Component data from apps and pages.
-----
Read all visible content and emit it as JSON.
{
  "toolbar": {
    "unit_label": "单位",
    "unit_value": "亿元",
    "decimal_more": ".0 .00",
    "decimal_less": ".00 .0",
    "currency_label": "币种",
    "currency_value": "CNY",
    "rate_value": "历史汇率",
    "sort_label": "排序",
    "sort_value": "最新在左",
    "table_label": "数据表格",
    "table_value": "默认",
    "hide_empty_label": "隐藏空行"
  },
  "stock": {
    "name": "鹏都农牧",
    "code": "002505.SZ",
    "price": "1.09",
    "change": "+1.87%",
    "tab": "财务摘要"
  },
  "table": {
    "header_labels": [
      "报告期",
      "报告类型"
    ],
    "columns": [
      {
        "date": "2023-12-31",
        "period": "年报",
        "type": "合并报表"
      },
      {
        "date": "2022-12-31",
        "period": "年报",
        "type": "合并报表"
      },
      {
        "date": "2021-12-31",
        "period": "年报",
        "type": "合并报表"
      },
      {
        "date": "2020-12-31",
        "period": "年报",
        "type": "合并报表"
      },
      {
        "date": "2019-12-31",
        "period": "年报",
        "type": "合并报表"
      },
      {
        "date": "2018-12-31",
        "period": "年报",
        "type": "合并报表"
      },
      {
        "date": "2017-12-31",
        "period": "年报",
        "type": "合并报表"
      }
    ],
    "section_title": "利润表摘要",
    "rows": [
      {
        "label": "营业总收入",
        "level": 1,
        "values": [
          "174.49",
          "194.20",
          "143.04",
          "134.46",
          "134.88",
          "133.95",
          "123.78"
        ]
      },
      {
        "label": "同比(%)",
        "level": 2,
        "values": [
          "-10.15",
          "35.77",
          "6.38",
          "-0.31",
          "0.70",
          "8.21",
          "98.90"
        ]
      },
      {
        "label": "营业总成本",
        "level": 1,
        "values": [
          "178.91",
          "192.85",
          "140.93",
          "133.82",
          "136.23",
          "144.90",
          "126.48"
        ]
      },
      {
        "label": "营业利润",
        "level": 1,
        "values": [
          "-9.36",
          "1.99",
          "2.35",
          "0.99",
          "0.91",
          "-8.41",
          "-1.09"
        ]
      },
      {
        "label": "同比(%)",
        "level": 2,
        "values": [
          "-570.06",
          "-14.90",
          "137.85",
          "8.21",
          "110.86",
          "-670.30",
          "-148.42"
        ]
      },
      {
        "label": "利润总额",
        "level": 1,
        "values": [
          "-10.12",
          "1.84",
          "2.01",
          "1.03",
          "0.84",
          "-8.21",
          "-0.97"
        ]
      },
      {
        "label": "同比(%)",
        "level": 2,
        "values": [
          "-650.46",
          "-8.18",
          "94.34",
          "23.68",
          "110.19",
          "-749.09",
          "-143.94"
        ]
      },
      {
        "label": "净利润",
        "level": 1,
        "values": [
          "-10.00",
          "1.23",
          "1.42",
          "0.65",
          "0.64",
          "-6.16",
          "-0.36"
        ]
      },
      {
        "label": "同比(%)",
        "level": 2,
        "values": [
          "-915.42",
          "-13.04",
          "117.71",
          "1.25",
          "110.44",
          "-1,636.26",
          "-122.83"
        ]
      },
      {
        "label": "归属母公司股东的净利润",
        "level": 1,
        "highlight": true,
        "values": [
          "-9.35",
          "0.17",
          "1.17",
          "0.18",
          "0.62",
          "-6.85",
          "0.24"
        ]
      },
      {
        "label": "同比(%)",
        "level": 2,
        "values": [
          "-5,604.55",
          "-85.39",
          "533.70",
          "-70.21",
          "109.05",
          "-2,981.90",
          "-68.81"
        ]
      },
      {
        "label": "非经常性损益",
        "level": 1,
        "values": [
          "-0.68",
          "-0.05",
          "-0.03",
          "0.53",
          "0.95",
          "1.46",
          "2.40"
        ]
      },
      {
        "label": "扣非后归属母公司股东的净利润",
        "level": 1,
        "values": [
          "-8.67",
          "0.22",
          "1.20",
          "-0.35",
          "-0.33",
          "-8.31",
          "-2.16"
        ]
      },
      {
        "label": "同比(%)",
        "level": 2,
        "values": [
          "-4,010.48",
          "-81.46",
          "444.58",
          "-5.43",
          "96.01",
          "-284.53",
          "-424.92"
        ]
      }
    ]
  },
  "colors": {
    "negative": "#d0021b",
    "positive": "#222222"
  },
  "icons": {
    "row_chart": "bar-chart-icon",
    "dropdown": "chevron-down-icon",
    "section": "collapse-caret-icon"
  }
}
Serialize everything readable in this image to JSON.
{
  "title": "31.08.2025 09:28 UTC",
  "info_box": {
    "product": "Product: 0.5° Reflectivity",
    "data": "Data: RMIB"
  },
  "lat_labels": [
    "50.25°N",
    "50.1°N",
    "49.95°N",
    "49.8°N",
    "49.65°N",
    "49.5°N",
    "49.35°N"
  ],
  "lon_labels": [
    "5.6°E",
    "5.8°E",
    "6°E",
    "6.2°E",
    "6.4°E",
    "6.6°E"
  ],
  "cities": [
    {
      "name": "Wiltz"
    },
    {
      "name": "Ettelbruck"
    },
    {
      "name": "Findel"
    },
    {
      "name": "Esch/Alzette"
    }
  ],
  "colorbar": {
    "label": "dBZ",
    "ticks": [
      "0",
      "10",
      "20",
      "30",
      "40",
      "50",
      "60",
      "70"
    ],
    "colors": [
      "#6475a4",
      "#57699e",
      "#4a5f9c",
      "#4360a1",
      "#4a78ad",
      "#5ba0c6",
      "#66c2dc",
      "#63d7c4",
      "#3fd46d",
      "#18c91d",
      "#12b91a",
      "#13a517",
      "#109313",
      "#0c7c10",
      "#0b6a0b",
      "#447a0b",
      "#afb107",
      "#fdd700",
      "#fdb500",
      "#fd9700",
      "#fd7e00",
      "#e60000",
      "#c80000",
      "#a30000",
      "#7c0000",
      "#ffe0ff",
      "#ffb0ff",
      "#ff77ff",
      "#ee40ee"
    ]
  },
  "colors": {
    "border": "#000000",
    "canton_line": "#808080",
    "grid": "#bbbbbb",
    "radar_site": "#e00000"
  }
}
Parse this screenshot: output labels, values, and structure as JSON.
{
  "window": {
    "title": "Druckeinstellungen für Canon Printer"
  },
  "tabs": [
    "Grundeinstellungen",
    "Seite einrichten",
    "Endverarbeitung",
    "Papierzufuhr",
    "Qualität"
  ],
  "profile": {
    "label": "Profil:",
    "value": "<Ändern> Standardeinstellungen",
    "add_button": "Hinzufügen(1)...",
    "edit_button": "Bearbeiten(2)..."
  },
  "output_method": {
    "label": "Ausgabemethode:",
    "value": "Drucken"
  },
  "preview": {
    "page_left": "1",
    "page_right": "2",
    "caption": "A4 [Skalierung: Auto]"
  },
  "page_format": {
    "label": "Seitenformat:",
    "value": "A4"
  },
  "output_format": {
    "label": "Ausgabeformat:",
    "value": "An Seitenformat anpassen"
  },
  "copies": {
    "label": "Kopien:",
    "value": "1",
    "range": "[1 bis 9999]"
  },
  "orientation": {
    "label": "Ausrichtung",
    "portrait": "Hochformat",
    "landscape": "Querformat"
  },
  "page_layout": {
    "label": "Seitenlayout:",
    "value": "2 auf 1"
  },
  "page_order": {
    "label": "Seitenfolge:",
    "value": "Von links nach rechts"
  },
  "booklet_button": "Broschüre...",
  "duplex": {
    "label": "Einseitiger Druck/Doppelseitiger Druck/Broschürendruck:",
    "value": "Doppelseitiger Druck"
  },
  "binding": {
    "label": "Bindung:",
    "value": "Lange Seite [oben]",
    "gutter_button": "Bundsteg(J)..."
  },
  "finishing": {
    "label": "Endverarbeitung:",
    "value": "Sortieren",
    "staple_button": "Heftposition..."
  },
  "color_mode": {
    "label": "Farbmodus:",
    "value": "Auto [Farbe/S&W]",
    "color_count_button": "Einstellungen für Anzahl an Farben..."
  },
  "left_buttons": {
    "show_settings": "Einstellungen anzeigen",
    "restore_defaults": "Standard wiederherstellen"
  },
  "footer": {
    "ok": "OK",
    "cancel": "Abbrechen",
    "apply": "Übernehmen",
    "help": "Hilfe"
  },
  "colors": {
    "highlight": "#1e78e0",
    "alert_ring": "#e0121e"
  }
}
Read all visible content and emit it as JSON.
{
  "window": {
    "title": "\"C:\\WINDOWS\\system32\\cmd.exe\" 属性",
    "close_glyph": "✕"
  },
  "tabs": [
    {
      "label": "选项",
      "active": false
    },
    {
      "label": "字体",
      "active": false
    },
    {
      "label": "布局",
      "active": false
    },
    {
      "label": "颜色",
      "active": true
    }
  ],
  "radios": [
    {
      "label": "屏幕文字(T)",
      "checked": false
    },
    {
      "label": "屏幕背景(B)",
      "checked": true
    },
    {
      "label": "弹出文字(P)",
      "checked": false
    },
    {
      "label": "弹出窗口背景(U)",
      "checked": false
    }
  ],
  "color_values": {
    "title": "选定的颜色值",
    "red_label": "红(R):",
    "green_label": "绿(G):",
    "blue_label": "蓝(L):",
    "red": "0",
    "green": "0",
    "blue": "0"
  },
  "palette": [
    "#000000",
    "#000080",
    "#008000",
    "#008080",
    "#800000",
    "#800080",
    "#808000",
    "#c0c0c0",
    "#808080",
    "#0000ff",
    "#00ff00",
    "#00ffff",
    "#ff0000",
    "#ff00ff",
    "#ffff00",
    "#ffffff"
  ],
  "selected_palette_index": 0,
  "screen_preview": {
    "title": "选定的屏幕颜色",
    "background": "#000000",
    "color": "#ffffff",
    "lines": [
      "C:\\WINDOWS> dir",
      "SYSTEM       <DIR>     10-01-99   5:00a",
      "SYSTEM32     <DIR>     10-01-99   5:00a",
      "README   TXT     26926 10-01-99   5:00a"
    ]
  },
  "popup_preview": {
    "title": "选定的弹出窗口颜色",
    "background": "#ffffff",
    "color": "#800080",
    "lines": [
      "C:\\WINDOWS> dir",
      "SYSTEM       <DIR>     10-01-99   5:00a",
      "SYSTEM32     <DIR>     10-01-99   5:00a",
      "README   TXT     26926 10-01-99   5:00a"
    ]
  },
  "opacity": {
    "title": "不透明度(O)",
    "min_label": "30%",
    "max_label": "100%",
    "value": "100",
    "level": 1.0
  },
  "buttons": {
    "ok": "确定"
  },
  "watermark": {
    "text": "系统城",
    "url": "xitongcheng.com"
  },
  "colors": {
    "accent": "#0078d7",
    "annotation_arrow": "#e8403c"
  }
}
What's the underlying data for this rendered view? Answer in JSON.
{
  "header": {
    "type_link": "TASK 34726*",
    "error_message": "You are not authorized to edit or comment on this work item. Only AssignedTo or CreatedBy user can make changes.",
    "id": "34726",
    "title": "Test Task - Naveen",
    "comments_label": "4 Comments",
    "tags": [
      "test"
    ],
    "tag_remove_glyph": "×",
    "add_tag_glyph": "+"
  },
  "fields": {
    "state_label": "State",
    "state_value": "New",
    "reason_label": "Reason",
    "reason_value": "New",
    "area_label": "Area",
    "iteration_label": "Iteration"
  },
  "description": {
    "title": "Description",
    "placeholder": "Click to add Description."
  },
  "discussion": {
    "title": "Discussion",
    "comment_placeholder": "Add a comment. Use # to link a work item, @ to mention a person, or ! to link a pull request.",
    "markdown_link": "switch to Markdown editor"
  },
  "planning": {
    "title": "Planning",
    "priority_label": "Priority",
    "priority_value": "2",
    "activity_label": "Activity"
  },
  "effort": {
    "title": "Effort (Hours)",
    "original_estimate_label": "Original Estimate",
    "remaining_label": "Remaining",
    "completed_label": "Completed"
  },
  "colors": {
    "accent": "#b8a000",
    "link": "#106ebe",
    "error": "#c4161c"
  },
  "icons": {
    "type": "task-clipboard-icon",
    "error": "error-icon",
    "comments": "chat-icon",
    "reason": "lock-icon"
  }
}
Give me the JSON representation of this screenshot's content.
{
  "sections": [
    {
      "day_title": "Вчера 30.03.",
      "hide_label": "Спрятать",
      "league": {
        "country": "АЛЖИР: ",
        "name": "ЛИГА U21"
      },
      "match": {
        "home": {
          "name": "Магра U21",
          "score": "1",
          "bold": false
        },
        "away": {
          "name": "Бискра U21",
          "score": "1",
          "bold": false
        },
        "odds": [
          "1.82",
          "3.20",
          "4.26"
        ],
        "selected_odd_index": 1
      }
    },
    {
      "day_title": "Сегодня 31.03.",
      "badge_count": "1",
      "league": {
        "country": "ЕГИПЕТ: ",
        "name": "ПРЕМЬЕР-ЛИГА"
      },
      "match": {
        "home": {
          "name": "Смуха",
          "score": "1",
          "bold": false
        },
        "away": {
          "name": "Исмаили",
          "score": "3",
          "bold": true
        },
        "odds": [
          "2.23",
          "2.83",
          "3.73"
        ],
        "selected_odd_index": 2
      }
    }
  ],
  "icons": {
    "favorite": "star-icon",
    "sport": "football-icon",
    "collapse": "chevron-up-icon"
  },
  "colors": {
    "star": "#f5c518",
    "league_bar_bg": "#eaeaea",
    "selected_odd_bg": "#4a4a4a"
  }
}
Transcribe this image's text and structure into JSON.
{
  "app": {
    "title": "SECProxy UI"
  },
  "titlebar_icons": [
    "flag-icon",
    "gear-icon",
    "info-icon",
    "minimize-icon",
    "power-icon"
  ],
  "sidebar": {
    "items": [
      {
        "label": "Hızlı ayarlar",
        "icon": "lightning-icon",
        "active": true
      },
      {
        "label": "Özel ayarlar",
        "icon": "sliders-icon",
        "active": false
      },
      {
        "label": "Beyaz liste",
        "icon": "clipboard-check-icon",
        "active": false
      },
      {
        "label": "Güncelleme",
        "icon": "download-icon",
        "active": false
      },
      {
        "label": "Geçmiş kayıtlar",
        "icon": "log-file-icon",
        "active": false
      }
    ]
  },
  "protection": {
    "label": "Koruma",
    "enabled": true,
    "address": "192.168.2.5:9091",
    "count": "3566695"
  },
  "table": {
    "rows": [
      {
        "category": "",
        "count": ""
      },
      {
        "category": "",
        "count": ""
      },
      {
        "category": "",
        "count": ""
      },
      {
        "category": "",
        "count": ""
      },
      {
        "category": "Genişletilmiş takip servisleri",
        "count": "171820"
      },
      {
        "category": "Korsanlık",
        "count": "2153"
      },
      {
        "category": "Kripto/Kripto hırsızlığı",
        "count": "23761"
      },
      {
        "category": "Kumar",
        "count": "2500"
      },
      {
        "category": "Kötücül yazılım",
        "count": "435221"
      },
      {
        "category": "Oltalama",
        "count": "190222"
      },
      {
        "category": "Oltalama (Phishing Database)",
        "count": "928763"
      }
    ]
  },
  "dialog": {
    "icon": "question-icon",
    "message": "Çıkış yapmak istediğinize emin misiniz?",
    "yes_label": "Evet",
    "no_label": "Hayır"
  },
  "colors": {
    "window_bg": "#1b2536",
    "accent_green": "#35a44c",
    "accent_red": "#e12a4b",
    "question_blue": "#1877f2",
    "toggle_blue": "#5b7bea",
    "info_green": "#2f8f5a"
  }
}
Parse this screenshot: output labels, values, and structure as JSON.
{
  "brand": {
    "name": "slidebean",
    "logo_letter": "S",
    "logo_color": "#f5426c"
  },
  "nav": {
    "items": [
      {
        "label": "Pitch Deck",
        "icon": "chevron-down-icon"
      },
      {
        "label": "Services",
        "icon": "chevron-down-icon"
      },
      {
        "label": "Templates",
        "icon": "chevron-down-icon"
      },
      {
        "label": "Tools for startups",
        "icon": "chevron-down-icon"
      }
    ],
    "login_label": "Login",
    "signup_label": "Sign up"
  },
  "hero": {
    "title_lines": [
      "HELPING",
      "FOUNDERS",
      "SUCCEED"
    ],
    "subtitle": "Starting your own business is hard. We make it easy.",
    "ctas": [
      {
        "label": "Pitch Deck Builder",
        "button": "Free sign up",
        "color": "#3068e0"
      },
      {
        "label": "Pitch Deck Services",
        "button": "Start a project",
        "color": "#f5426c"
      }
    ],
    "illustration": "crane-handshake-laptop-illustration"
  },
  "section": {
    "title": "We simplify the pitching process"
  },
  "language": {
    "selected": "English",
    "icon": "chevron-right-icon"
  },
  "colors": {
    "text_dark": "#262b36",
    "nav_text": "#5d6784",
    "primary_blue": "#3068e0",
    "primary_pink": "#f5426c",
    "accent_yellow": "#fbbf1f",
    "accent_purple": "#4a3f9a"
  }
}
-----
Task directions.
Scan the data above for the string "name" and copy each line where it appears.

Answer section.
    "name": "鹏都农牧",
      "name": "Wiltz"
      "name": "Ettelbruck"
      "name": "Findel"
      "name": "Esch/Alzette"
        "name": "ЛИГА U21"
          "name": "Магра U21",
          "name": "Бискра U21",
        "name": "ПРЕМЬЕР-ЛИГА"
          "name": "Смуха",
          "name": "Исмаили",
    "name": "slidebean",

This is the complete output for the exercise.